Overdoing it on carbs and salty foods can cause your body to hold in extra fluid, which makes you look and feel bloated. “Many of my clients encounter all of these triggers simultaneously, like eating chips and salsa with a salt-rimmed margarita, or pizza with red wine,” Sass says. “When they ditch the processed foods—which are the biggest contributors to sodium—refined carbs, and alcohol, the water retention subsides, and they feel like their faces suddenly slim down.”
This doesn’t mean you can’t have French fries or Chinese takeout ever again. But eating an overall healthy, balanced diet and indulging in moderation can help prevent long-term weight gain in both your body and face.
Be more active
Experts agree that more physical activity can lead to weight loss, which will also show in your face over time. Fitness trainer and RK Solid creator Rebecca Kennedy tells us that her face is the first place she shows weight gain. Her go-to fix: Hitting the sauna more often to de-stress. She also incorporates more running into her weekly workout regimen.
Eat more ginger, zucchini, and coconut
Eboli recommends avoiding foods that may cause inflammation, such as gluten, fried foods, and processed foods.
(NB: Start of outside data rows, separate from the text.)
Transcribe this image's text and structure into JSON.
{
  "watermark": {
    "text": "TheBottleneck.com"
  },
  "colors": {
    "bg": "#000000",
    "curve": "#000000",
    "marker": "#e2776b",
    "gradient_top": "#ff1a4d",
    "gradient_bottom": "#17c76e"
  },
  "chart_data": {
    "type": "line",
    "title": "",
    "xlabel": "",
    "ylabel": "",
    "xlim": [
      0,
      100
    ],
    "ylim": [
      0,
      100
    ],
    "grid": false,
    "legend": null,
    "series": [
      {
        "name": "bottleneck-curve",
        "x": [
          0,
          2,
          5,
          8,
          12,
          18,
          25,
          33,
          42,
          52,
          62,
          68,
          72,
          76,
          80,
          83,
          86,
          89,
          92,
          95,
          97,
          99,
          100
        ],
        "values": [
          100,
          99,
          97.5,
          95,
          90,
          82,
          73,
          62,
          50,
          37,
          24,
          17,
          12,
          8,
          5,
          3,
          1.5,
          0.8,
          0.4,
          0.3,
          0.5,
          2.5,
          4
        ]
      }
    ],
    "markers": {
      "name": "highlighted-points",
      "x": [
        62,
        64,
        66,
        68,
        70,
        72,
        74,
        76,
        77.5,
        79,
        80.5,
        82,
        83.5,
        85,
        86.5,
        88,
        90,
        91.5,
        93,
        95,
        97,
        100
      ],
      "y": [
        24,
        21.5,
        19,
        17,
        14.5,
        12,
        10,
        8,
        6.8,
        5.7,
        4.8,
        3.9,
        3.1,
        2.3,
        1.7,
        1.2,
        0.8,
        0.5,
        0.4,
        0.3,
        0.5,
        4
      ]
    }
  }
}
Instead, she loves adding lots of inflammation-fighting ginger, coconut, turmeric, and lemons to her meals. “You can add those ingredients into your smoothies or juices, sprinkle some ginger on some oatmeal, or cook up some zucchini and beets to have on a salad,” she explains.
For a de-puffing drink, try hibiscus tea, which contains polyphenols that can aid digestive function. (Note: Pregnant women shouldn’t consume hibiscus.) “Sipping on the fruity beverage helps [me] get rid of bloat,” says celebrity makeup artist Mickey Williams. “Heidi Klum taught me that little trick.”
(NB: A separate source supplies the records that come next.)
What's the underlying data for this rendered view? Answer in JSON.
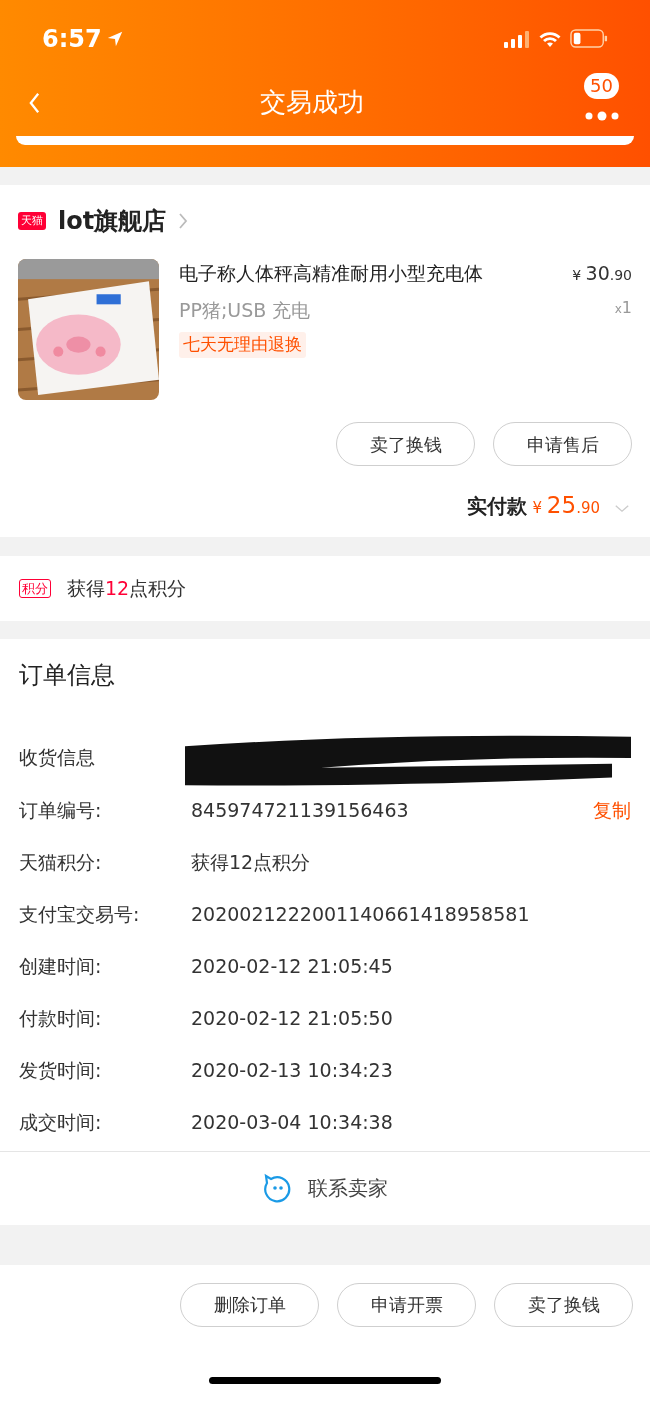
{
  "status_bar": {
    "time": "6:57"
  },
  "nav": {
    "title": "交易成功",
    "badge": "50"
  },
  "store": {
    "badge": "天猫",
    "name": "lot旗舰店"
  },
  "product": {
    "title": "电子称人体秤高精准耐用小型充电体",
    "spec": "PP猪;USB 充电",
    "tag": "七天无理由退换",
    "price_symbol": "¥",
    "price_int": "30",
    "price_dec": ".90",
    "qty_prefix": "x",
    "qty": "1"
  },
  "product_actions": [
    "卖了换钱",
    "申请售后"
  ],
  "paid": {
    "label": "实付款",
    "symbol": "¥",
    "int": "25",
    "dec": ".90"
  },
  "points": {
    "badge": "积分",
    "text_before": "获得",
    "number": "12",
    "text_after": "点积分"
  },
  "order_info": {
    "title": "订单信息",
    "address_label": "收货信息",
    "rows": [
      {
        "label": "订单编号:",
        "value": "845974721139156463",
        "action": "复制"
      },
      {
        "label": "天猫积分:",
        "value": "获得12点积分"
      },
      {
        "label": "支付宝交易号:",
        "value": "2020021222001140661418958581"
      },
      {
        "label": "创建时间:",
        "value": "2020-02-12 21:05:45"
      },
      {
        "label": "付款时间:",
        "value": "2020-02-12 21:05:50"
      },
      {
        "label": "发货时间:",
        "value": "2020-02-13 10:34:23"
      },
      {
        "label": "成交时间:",
        "value": "2020-03-04 10:34:38"
      }
    ]
  },
  "contact": {
    "label": "联系卖家"
  },
  "bottom_actions": [
    "删除订单",
    "申请开票",
    "卖了换钱"
  ]
}
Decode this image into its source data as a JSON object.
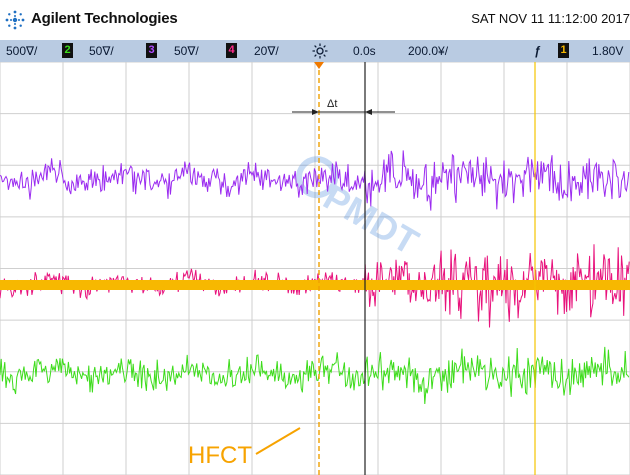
{
  "header": {
    "brand": "Agilent Technologies",
    "datetime": "SAT NOV 11 11:12:00 2017",
    "logo_icon": "agilent-spark-icon"
  },
  "toolbar": {
    "ch1_scale": "500∇/",
    "ch2_number": "2",
    "ch2_scale": "50∇/",
    "ch3_number": "3",
    "ch3_scale": "50∇/",
    "ch4_number": "4",
    "ch4_scale": "20∇/",
    "run_icon": "sun-trigger-icon",
    "delay": "0.0s",
    "timebase": "200.0¥/",
    "trigger_slope": "ƒ",
    "trigger_channel": "1",
    "trigger_level": "1.80V"
  },
  "screen": {
    "delta_label": "Δt",
    "annotation": "HFCT",
    "watermark": "PMDT"
  },
  "colors": {
    "toolbar_bg": "#b9cbe2",
    "ch1": "#f7b800",
    "ch2": "#3ddc1b",
    "ch3": "#9b2cf0",
    "ch4": "#e8127c",
    "annotation": "#f7a300",
    "cursor": "#f0a000"
  }
}
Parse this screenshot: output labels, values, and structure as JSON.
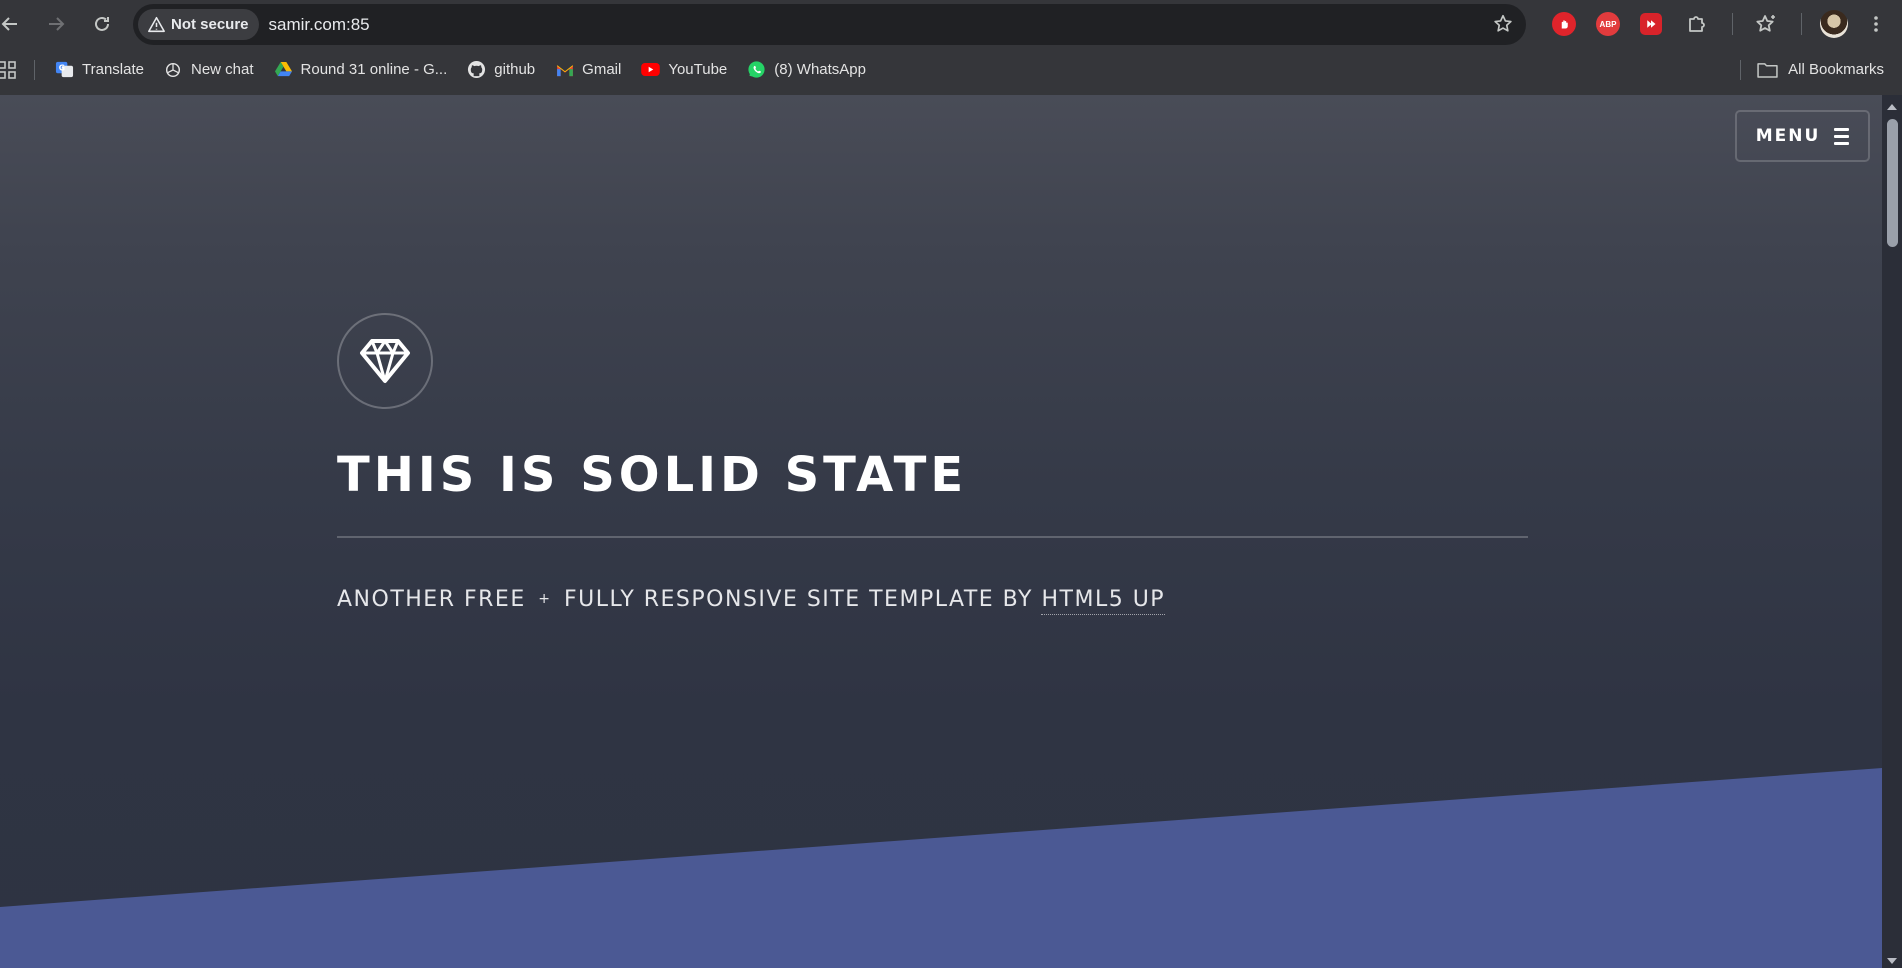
{
  "browser": {
    "security_label": "Not secure",
    "url": "samir.com:85",
    "extensions": [
      "adblock-hand-icon",
      "abp-icon",
      "video-ext-icon",
      "puzzle-icon"
    ],
    "abp_text": "ABP"
  },
  "bookmarks": {
    "items": [
      {
        "label": "Translate",
        "icon": "translate-icon"
      },
      {
        "label": "New chat",
        "icon": "openai-icon"
      },
      {
        "label": "Round 31 online - G...",
        "icon": "drive-icon"
      },
      {
        "label": "github",
        "icon": "github-icon"
      },
      {
        "label": "Gmail",
        "icon": "gmail-icon"
      },
      {
        "label": "YouTube",
        "icon": "youtube-icon"
      },
      {
        "label": "(8) WhatsApp",
        "icon": "whatsapp-icon"
      }
    ],
    "all_bookmarks": "All Bookmarks"
  },
  "page": {
    "menu_label": "MENU",
    "title": "THIS IS SOLID STATE",
    "subtitle_part1": "ANOTHER FREE",
    "subtitle_plus": "+",
    "subtitle_part2": "FULLY RESPONSIVE SITE TEMPLATE BY",
    "subtitle_link": "HTML5 UP"
  },
  "colors": {
    "hero_bg_top": "#494c57",
    "hero_bg_bottom": "#2e3342",
    "wedge": "#4b5994"
  }
}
If you’re feeling puffed-out, you might consider reaching for contouring tools, says New York-based makeup artist Neil Scibelli. The Kardashian-approved technique is a simple way to create more dimension in your face. “You can use either a cream or powder matte bronzer or contour product,” he says. He likes Benefit Cosmetics Matte Hoola for bronzer ($15; sephora.com), Make Up For Ever Sculpting Kit ($48; sephora.com), and Becca Cosmetics Shimmering Skin Perfector ($41; sephora.com) to highlight. Next, “create the classic three method: Blend product around the forehead up tot he hairline, down to the hollows of the cheekbones (you can suck in your cheeks to find the hollow), and finish along the jawline.”